_TASK BRIEF:_ The full listing below must be printed exactly, word for word.

_ _ _ _ _

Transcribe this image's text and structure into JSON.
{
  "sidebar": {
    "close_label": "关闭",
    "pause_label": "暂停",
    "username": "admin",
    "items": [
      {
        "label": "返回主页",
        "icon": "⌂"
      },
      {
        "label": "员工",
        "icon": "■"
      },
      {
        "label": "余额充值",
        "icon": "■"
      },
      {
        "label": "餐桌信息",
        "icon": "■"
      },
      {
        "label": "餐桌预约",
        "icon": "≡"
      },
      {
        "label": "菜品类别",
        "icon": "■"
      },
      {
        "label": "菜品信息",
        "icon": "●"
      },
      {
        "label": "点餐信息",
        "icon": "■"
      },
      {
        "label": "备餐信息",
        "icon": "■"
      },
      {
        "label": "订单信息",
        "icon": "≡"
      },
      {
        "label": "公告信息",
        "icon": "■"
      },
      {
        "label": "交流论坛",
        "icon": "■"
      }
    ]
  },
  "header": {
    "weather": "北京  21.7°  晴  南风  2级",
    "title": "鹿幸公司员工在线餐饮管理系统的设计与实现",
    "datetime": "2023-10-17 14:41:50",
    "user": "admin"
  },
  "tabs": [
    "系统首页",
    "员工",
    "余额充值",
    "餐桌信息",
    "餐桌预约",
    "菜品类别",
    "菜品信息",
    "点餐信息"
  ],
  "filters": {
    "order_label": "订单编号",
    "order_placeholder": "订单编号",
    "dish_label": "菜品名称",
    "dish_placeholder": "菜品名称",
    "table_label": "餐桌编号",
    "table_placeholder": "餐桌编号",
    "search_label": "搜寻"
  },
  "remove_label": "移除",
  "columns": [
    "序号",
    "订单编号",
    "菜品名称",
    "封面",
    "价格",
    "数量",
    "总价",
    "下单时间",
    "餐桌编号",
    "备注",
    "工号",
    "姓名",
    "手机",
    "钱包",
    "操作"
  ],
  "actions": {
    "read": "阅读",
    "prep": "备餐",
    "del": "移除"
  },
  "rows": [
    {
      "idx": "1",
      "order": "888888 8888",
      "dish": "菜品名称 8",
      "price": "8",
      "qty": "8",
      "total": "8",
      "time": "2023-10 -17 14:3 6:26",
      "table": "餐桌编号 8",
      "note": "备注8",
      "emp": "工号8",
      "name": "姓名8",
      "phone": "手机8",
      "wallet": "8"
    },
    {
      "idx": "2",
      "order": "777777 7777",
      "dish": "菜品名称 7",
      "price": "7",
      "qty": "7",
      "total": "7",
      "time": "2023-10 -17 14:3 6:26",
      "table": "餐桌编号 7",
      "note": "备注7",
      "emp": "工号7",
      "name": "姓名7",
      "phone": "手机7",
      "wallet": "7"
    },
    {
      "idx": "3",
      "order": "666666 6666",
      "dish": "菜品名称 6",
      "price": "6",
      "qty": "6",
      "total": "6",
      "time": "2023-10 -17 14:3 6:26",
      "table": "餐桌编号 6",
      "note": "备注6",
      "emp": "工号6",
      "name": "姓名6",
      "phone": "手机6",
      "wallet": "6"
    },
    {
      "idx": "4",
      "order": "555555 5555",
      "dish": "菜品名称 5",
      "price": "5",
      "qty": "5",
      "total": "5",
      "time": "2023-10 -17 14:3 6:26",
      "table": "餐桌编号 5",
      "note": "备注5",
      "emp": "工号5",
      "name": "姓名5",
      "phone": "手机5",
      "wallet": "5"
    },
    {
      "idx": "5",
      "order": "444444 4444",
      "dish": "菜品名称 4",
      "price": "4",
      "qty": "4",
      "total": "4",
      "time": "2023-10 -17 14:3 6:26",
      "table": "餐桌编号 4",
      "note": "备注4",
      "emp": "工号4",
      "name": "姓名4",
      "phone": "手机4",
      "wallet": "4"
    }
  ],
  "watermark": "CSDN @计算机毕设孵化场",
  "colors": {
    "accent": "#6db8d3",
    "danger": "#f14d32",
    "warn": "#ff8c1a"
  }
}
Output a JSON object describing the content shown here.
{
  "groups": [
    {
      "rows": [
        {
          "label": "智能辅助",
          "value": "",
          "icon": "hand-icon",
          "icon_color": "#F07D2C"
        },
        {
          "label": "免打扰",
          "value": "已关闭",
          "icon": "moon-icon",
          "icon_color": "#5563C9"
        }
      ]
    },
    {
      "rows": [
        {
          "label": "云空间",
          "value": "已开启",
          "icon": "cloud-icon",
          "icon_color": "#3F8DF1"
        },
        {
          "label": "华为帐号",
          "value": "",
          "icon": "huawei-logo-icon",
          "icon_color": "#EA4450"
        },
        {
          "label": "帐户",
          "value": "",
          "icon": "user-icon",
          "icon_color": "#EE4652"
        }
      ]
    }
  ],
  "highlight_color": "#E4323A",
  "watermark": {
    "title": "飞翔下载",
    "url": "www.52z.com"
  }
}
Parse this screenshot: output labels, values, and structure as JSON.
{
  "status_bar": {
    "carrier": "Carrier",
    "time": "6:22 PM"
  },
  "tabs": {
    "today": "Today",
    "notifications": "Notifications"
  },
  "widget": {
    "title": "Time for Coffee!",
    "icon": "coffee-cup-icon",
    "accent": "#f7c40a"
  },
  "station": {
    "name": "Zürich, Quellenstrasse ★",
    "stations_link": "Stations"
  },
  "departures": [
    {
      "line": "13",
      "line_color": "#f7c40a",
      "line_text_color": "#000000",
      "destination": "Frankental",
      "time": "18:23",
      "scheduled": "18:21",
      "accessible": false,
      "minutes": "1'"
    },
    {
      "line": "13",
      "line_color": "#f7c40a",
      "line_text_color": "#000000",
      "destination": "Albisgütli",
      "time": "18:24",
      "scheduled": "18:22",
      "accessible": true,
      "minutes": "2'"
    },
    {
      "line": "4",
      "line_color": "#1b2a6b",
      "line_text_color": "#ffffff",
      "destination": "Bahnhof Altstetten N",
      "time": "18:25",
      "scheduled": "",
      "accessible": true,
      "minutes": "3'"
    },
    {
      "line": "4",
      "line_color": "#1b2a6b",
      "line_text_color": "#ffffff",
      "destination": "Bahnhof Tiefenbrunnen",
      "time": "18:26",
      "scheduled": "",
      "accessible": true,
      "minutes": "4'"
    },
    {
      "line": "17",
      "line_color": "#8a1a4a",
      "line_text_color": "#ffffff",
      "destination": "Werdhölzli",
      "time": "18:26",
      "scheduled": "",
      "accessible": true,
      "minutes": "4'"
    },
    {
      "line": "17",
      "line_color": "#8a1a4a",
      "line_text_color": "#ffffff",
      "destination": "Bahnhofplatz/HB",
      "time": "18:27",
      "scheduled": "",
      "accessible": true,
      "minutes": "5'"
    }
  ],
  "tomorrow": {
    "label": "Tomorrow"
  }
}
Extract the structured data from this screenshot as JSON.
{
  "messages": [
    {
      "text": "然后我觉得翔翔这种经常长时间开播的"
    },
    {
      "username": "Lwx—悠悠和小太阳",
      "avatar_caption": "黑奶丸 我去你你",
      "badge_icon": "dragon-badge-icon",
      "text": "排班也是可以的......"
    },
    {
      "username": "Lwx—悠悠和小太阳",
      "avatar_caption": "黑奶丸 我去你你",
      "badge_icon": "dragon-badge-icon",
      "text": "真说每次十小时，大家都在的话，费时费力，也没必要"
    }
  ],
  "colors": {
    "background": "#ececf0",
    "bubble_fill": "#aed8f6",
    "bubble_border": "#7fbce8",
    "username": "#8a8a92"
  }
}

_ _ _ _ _

_OUTPUT OF THE EXERCISE:_
Transcribe this image's text and structure into JSON.
{
  "sidebar": {
    "close_label": "关闭",
    "pause_label": "暂停",
    "username": "admin",
    "items": [
      {
        "label": "返回主页",
        "icon": "⌂"
      },
      {
        "label": "员工",
        "icon": "■"
      },
      {
        "label": "余额充值",
        "icon": "■"
      },
      {
        "label": "餐桌信息",
        "icon": "■"
      },
      {
        "label": "餐桌预约",
        "icon": "≡"
      },
      {
        "label": "菜品类别",
        "icon": "■"
      },
      {
        "label": "菜品信息",
        "icon": "●"
      },
      {
        "label": "点餐信息",
        "icon": "■"
      },
      {
        "label": "备餐信息",
        "icon": "■"
      },
      {
        "label": "订单信息",
        "icon": "≡"
      },
      {
        "label": "公告信息",
        "icon": "■"
      },
      {
        "label": "交流论坛",
        "icon": "■"
      }
    ]
  },
  "header": {
    "weather": "北京  21.7°  晴  南风  2级",
    "title": "鹿幸公司员工在线餐饮管理系统的设计与实现",
    "datetime": "2023-10-17 14:41:50",
    "user": "admin"
  },
  "tabs": [
    "系统首页",
    "员工",
    "余额充值",
    "餐桌信息",
    "餐桌预约",
    "菜品类别",
    "菜品信息",
    "点餐信息"
  ],
  "filters": {
    "order_label": "订单编号",
    "order_placeholder": "订单编号",
    "dish_label": "菜品名称",
    "dish_placeholder": "菜品名称",
    "table_label": "餐桌编号",
    "table_placeholder": "餐桌编号",
    "search_label": "搜寻"
  },
  "remove_label": "移除",
  "columns": [
    "序号",
    "订单编号",
    "菜品名称",
    "封面",
    "价格",
    "数量",
    "总价",
    "下单时间",
    "餐桌编号",
    "备注",
    "工号",
    "姓名",
    "手机",
    "钱包",
    "操作"
  ],
  "actions": {
    "read": "阅读",
    "prep": "备餐",
    "del": "移除"
  },
  "rows": [
    {
      "idx": "1",
      "order": "888888 8888",
      "dish": "菜品名称 8",
      "price": "8",
      "qty": "8",
      "total": "8",
      "time": "2023-10 -17 14:3 6:26",
      "table": "餐桌编号 8",
      "note": "备注8",
      "emp": "工号8",
      "name": "姓名8",
      "phone": "手机8",
      "wallet": "8"
    },
    {
      "idx": "2",
      "order": "777777 7777",
      "dish": "菜品名称 7",
      "price": "7",
      "qty": "7",
      "total": "7",
      "time": "2023-10 -17 14:3 6:26",
      "table": "餐桌编号 7",
      "note": "备注7",
      "emp": "工号7",
      "name": "姓名7",
      "phone": "手机7",
      "wallet": "7"
    },
    {
      "idx": "3",
      "order": "666666 6666",
      "dish": "菜品名称 6",
      "price": "6",
      "qty": "6",
      "total": "6",
      "time": "2023-10 -17 14:3 6:26",
      "table": "餐桌编号 6",
      "note": "备注6",
      "emp": "工号6",
      "name": "姓名6",
      "phone": "手机6",
      "wallet": "6"
    },
    {
      "idx": "4",
      "order": "555555 5555",
      "dish": "菜品名称 5",
      "price": "5",
      "qty": "5",
      "total": "5",
      "time": "2023-10 -17 14:3 6:26",
      "table": "餐桌编号 5",
      "note": "备注5",
      "emp": "工号5",
      "name": "姓名5",
      "phone": "手机5",
      "wallet": "5"
    },
    {
      "idx": "5",
      "order": "444444 4444",
      "dish": "菜品名称 4",
      "price": "4",
      "qty": "4",
      "total": "4",
      "time": "2023-10 -17 14:3 6:26",
      "table": "餐桌编号 4",
      "note": "备注4",
      "emp": "工号4",
      "name": "姓名4",
      "phone": "手机4",
      "wallet": "4"
    }
  ],
  "watermark": "CSDN @计算机毕设孵化场",
  "colors": {
    "accent": "#6db8d3",
    "danger": "#f14d32",
    "warn": "#ff8c1a"
  }
}
Output a JSON object describing the content shown here.
{
  "groups": [
    {
      "rows": [
        {
          "label": "智能辅助",
          "value": "",
          "icon": "hand-icon",
          "icon_color": "#F07D2C"
        },
        {
          "label": "免打扰",
          "value": "已关闭",
          "icon": "moon-icon",
          "icon_color": "#5563C9"
        }
      ]
    },
    {
      "rows": [
        {
          "label": "云空间",
          "value": "已开启",
          "icon": "cloud-icon",
          "icon_color": "#3F8DF1"
        },
        {
          "label": "华为帐号",
          "value": "",
          "icon": "huawei-logo-icon",
          "icon_color": "#EA4450"
        },
        {
          "label": "帐户",
          "value": "",
          "icon": "user-icon",
          "icon_color": "#EE4652"
        }
      ]
    }
  ],
  "highlight_color": "#E4323A",
  "watermark": {
    "title": "飞翔下载",
    "url": "www.52z.com"
  }
}
Parse this screenshot: output labels, values, and structure as JSON.
{
  "status_bar": {
    "carrier": "Carrier",
    "time": "6:22 PM"
  },
  "tabs": {
    "today": "Today",
    "notifications": "Notifications"
  },
  "widget": {
    "title": "Time for Coffee!",
    "icon": "coffee-cup-icon",
    "accent": "#f7c40a"
  },
  "station": {
    "name": "Zürich, Quellenstrasse ★",
    "stations_link": "Stations"
  },
  "departures": [
    {
      "line": "13",
      "line_color": "#f7c40a",
      "line_text_color": "#000000",
      "destination": "Frankental",
      "time": "18:23",
      "scheduled": "18:21",
      "accessible": false,
      "minutes": "1'"
    },
    {
      "line": "13",
      "line_color": "#f7c40a",
      "line_text_color": "#000000",
      "destination": "Albisgütli",
      "time": "18:24",
      "scheduled": "18:22",
      "accessible": true,
      "minutes": "2'"
    },
    {
      "line": "4",
      "line_color": "#1b2a6b",
      "line_text_color": "#ffffff",
      "destination": "Bahnhof Altstetten N",
      "time": "18:25",
      "scheduled": "",
      "accessible": true,
      "minutes": "3'"
    },
    {
      "line": "4",
      "line_color": "#1b2a6b",
      "line_text_color": "#ffffff",
      "destination": "Bahnhof Tiefenbrunnen",
      "time": "18:26",
      "scheduled": "",
      "accessible": true,
      "minutes": "4'"
    },
    {
      "line": "17",
      "line_color": "#8a1a4a",
      "line_text_color": "#ffffff",
      "destination": "Werdhölzli",
      "time": "18:26",
      "scheduled": "",
      "accessible": true,
      "minutes": "4'"
    },
    {
      "line": "17",
      "line_color": "#8a1a4a",
      "line_text_color": "#ffffff",
      "destination": "Bahnhofplatz/HB",
      "time": "18:27",
      "scheduled": "",
      "accessible": true,
      "minutes": "5'"
    }
  ],
  "tomorrow": {
    "label": "Tomorrow"
  }
}
Extract the structured data from this screenshot as JSON.
{
  "messages": [
    {
      "text": "然后我觉得翔翔这种经常长时间开播的"
    },
    {
      "username": "Lwx—悠悠和小太阳",
      "avatar_caption": "黑奶丸 我去你你",
      "badge_icon": "dragon-badge-icon",
      "text": "排班也是可以的......"
    },
    {
      "username": "Lwx—悠悠和小太阳",
      "avatar_caption": "黑奶丸 我去你你",
      "badge_icon": "dragon-badge-icon",
      "text": "真说每次十小时，大家都在的话，费时费力，也没必要"
    }
  ],
  "colors": {
    "background": "#ececf0",
    "bubble_fill": "#aed8f6",
    "bubble_border": "#7fbce8",
    "username": "#8a8a92"
  }
}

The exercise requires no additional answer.